### WHAT THE TASK REQUIRES
Tally every line in the listing that holds the string "Siti", then state the total and nothing more.

### INFORMATION
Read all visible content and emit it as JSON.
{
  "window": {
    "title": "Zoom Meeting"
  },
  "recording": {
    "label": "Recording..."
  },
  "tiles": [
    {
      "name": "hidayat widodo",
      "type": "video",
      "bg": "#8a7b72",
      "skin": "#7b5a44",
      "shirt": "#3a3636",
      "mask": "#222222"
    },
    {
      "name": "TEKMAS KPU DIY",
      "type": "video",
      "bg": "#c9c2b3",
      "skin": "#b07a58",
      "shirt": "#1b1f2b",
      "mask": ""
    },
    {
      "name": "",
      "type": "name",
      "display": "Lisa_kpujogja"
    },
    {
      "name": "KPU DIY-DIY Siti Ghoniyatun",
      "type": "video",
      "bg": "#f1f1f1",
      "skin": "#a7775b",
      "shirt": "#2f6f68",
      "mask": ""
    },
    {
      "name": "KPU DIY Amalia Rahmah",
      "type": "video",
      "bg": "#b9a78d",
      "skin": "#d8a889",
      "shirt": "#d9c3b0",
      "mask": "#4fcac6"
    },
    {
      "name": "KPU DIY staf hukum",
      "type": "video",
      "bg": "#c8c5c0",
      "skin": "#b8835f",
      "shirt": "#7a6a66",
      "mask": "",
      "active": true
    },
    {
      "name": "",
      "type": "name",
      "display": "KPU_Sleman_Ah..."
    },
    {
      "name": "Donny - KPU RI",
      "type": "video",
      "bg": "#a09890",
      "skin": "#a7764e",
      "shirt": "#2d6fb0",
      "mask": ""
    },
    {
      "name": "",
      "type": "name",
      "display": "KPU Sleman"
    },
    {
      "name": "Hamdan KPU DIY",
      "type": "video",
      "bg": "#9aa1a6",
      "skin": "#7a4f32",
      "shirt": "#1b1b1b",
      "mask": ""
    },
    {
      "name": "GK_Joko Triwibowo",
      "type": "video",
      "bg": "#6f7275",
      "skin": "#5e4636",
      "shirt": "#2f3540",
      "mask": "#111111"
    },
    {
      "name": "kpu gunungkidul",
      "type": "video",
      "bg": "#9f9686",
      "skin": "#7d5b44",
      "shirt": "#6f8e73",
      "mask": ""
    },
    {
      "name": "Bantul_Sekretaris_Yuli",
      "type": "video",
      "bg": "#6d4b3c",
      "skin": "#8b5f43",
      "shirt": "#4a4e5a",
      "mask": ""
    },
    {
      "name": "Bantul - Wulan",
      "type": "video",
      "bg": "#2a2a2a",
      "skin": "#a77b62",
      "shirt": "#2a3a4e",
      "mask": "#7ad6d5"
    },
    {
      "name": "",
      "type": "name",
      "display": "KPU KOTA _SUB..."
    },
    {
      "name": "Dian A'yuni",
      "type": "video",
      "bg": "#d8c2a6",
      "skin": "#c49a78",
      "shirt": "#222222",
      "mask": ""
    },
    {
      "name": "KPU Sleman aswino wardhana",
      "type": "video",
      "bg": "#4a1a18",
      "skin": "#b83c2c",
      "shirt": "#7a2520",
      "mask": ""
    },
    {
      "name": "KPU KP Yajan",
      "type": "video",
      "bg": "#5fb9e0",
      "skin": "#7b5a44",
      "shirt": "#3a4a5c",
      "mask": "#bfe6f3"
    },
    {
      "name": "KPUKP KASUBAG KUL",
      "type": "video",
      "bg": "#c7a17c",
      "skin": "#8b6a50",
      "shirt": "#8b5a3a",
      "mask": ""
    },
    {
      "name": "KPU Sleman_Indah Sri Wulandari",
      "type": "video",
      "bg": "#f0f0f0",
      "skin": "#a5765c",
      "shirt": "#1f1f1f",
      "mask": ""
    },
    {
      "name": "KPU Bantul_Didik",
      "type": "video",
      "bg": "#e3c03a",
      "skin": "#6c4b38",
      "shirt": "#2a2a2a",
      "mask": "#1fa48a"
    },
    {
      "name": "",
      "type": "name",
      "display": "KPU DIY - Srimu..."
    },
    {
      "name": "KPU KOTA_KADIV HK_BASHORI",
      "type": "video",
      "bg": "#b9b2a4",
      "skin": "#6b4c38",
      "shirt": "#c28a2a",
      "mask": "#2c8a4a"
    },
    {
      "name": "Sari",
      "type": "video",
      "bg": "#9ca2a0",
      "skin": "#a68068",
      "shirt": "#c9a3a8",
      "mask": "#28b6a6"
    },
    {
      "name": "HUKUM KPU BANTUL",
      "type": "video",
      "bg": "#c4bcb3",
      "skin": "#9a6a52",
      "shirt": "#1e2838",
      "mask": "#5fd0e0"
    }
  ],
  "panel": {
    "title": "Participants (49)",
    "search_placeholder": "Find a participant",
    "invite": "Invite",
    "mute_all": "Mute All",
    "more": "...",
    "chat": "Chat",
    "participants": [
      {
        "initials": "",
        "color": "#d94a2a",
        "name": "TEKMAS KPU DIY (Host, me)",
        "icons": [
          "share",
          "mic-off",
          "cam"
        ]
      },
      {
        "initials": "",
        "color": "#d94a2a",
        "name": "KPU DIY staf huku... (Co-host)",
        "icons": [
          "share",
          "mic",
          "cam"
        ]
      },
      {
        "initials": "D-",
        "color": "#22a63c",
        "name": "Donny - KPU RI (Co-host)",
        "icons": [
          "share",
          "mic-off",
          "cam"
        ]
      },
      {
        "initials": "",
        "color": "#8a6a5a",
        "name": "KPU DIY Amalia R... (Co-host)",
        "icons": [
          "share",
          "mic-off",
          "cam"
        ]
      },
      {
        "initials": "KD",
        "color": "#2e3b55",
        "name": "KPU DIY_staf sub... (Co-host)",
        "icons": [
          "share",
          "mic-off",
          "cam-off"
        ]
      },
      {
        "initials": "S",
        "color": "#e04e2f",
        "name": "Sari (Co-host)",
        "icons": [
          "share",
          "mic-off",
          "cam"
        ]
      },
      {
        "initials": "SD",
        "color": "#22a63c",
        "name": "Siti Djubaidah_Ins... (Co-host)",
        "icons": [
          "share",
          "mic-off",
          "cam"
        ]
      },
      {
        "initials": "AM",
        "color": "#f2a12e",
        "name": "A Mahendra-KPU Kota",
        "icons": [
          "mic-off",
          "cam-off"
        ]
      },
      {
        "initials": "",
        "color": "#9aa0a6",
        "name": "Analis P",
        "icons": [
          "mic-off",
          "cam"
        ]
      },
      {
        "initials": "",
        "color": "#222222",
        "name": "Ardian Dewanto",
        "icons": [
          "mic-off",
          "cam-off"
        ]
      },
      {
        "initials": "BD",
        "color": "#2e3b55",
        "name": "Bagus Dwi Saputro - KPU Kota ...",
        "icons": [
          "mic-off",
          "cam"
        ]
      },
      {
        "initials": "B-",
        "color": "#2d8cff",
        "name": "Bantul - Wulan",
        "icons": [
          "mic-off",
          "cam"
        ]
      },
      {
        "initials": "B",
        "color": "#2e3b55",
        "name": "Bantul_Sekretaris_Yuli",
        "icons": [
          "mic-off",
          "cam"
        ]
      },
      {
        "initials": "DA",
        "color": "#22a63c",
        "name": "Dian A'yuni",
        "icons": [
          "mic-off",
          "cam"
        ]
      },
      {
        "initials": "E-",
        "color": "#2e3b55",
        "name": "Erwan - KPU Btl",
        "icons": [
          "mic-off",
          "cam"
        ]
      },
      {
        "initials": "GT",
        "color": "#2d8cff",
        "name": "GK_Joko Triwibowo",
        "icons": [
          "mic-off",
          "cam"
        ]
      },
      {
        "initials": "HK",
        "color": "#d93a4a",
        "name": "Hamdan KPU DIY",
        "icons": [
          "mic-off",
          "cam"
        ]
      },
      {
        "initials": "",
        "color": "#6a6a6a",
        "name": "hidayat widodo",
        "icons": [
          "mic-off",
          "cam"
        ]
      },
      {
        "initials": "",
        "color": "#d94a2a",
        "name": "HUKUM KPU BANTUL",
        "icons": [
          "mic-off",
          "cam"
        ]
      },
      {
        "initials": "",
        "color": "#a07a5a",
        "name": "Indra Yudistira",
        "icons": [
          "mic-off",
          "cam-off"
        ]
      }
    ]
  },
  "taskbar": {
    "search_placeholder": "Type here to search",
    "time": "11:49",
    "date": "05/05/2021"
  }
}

### EXERCISE OUTPUT
2